9 August 2019
Media Framing Analysis
The millions of photos we post on social media, the strong resonance of magazine covers and the tweets of US-President Donald Trump underline the importance of media framing analysis. This course teaches you methods to study textual and/or visual frames in news articles and social media posts, including their headlines, photos and captions. You also learn which aspects of an issue, event, person, group, or country are highlighted by a text and/or image and which problems, causes and/or solutions are (implicitly) suggested. Further, you are taught how the selected texts and images fit within the broader context, and how to identify what is considered real and normal in this context. In a step by process, you develop a coherent analytical framework and structure for your research paper or thesis. You write a paper in which you apply the method of Van Gorp (2010), or a method of your own choice, to analyze one or more (social) media representations from your dataset. Interactive lectures and roundtable discussions help you take the different steps in the research process. Taking note of various framing analysis approaches, the lectures help you become more familiar with the wide variety of ways in which you can define and analyze both textual and/or visual frames in (social) media.
L.A.S. van Efferink
▪ Strong motivation and good command of English are essential to get a pass for the course;
▪ Basic knowledge of visual analysis is recommended;
▪ Aimed at Bachelor/ Master/ PhD students in Media Studies/ Journalism/ Cultural Studies/ Linguistics/ Political Sciences/ International Relations/ Geography/ History. If in doubt, please contact Leonhardt for personal course selection advice.
▪ Designing an analytical framework to identify, interpret and analyze frames in (social) media, in line with your research objectives.
▪ Making a well-informed decision on whether to use a deductive, inductive or mixed method to study frames.
▪ Defining the framing devices in your dataset as clearly as possible.
▪ Applying qualitative methods from framing analysis and social semiotics to study the potential meanings among different audiences of textual-visual media representations.
▪ Compiling a dataset for your dissertation or thesis that is manageable and relevant.
Maastricht Summer School awards academic credit (ECTS) for courses successfully completed during the programme. To include these credits in the curriculum of your degree, you need to obtain official approval from the responsible department at your home institution.
Upon completion of a course, the Maastricht Summer School issues a transcript.
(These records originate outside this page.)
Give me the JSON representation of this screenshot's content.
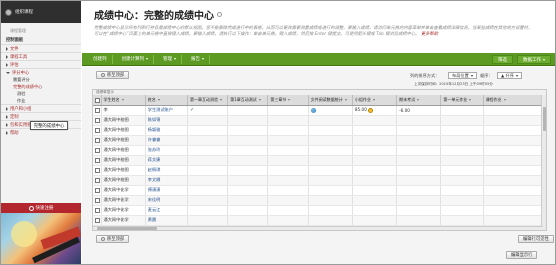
{
  "sidebar": {
    "top_label": "组织课程",
    "group_title": "课程管理",
    "control_panel": "控制面板",
    "items": [
      {
        "label": "文件"
      },
      {
        "label": "课程工具"
      },
      {
        "label": "评估"
      },
      {
        "label": "评分中心",
        "expanded": true
      },
      {
        "label": "用户和小组"
      },
      {
        "label": "定制"
      },
      {
        "label": "包和实用程序工具"
      },
      {
        "label": "帮助"
      }
    ],
    "grade_center_subs": [
      "需要评分",
      "完整的成绩中心"
    ],
    "grade_center_sub2": [
      "测验",
      "作业"
    ],
    "tooltip": "完整的成绩中心",
    "red_bar": "快速注册"
  },
  "header": {
    "title": "成绩中心：完整的成绩中心",
    "description": "完整成绩中心显示所有列和行并且是成绩中心的默认视图。您不能删除完成进行中的表格，从而可以更改需要测量成绩或进行的调整。要输入成绩，请访问单元格的内容菜单并单击查看成绩详细信息。当某些成绩在其他地方设置时，可以在“成绩中心”页面上的单元格中直接键入成绩。要输入成绩，请执行以下操作：单击单元格，键入成绩，然后按 Enter 键提交。可使用箭头键或 Tab 键浏览成绩中心。",
    "more_help": "更多帮助"
  },
  "toolbar": {
    "buttons": [
      "创建列",
      "创建计算列",
      "管理",
      "报告"
    ],
    "right_buttons": [
      "筛选",
      "数据工作"
    ]
  },
  "controls": {
    "move_to_top": "移至顶部",
    "sort_label": "列的排序方式：",
    "sort_value": "布局位置",
    "order_label": "顺序：",
    "order_value": "▲ 升序",
    "last_saved": "上次保存时间：2015年12月23日 上午09时55分",
    "edit_rows": "编辑行可见性",
    "status_bar": "成绩单显示",
    "bottom_move": "移至顶部",
    "bottom_right": "编辑显示行"
  },
  "table": {
    "columns": [
      "",
      "学生姓名",
      "姓名",
      "第一章互动测验",
      "第1章互动测试",
      "第三章节",
      "文件阅读数据统计",
      "小组作业",
      "期末考试",
      "第一单元作业",
      "课程作业"
    ],
    "rows": [
      [
        "",
        "李",
        "学生测试账户",
        "✓",
        "",
        "",
        "globe",
        "85.00 smile",
        "-6.00",
        "",
        ""
      ],
      [
        "",
        "通大网中校图",
        "陈如锦",
        "",
        "",
        "",
        "",
        "",
        "",
        "",
        ""
      ],
      [
        "",
        "通大网中校图",
        "杨颖雅",
        "",
        "",
        "",
        "",
        "",
        "",
        "",
        ""
      ],
      [
        "",
        "通大网中校图",
        "许睿睿",
        "",
        "",
        "",
        "",
        "",
        "",
        "",
        ""
      ],
      [
        "",
        "通大网中校图",
        "张苏玲",
        "",
        "",
        "",
        "",
        "",
        "",
        "",
        ""
      ],
      [
        "",
        "通大网中校图",
        "蒋文康",
        "",
        "",
        "",
        "",
        "",
        "",
        "",
        ""
      ],
      [
        "",
        "通大网中校图",
        "赵佩琪",
        "",
        "",
        "",
        "",
        "",
        "",
        "",
        ""
      ],
      [
        "",
        "通大网中校图",
        "李文娜",
        "",
        "",
        "",
        "",
        "",
        "",
        "",
        ""
      ],
      [
        "",
        "通大网中化学",
        "傅潇潇",
        "",
        "",
        "",
        "",
        "",
        "",
        "",
        ""
      ],
      [
        "",
        "通大网中化学",
        "宋佳明",
        "",
        "",
        "",
        "",
        "",
        "",
        "",
        ""
      ],
      [
        "",
        "通大网中化学",
        "麦云江",
        "",
        "",
        "",
        "",
        "",
        "",
        "",
        ""
      ],
      [
        "",
        "通大网中化学",
        "黄晨",
        "",
        "",
        "",
        "",
        "",
        "",
        "",
        ""
      ]
    ]
  },
  "colors": {
    "toolbar_green": "#5c9a23",
    "accent_red": "#b3262d",
    "link_red": "#a82d2d"
  }
}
The transcript states the student’s name, student ID-number, the grade or Pass/Fail and the number of ECTS credits.
EUR 600: This 1-week course costs €600,-.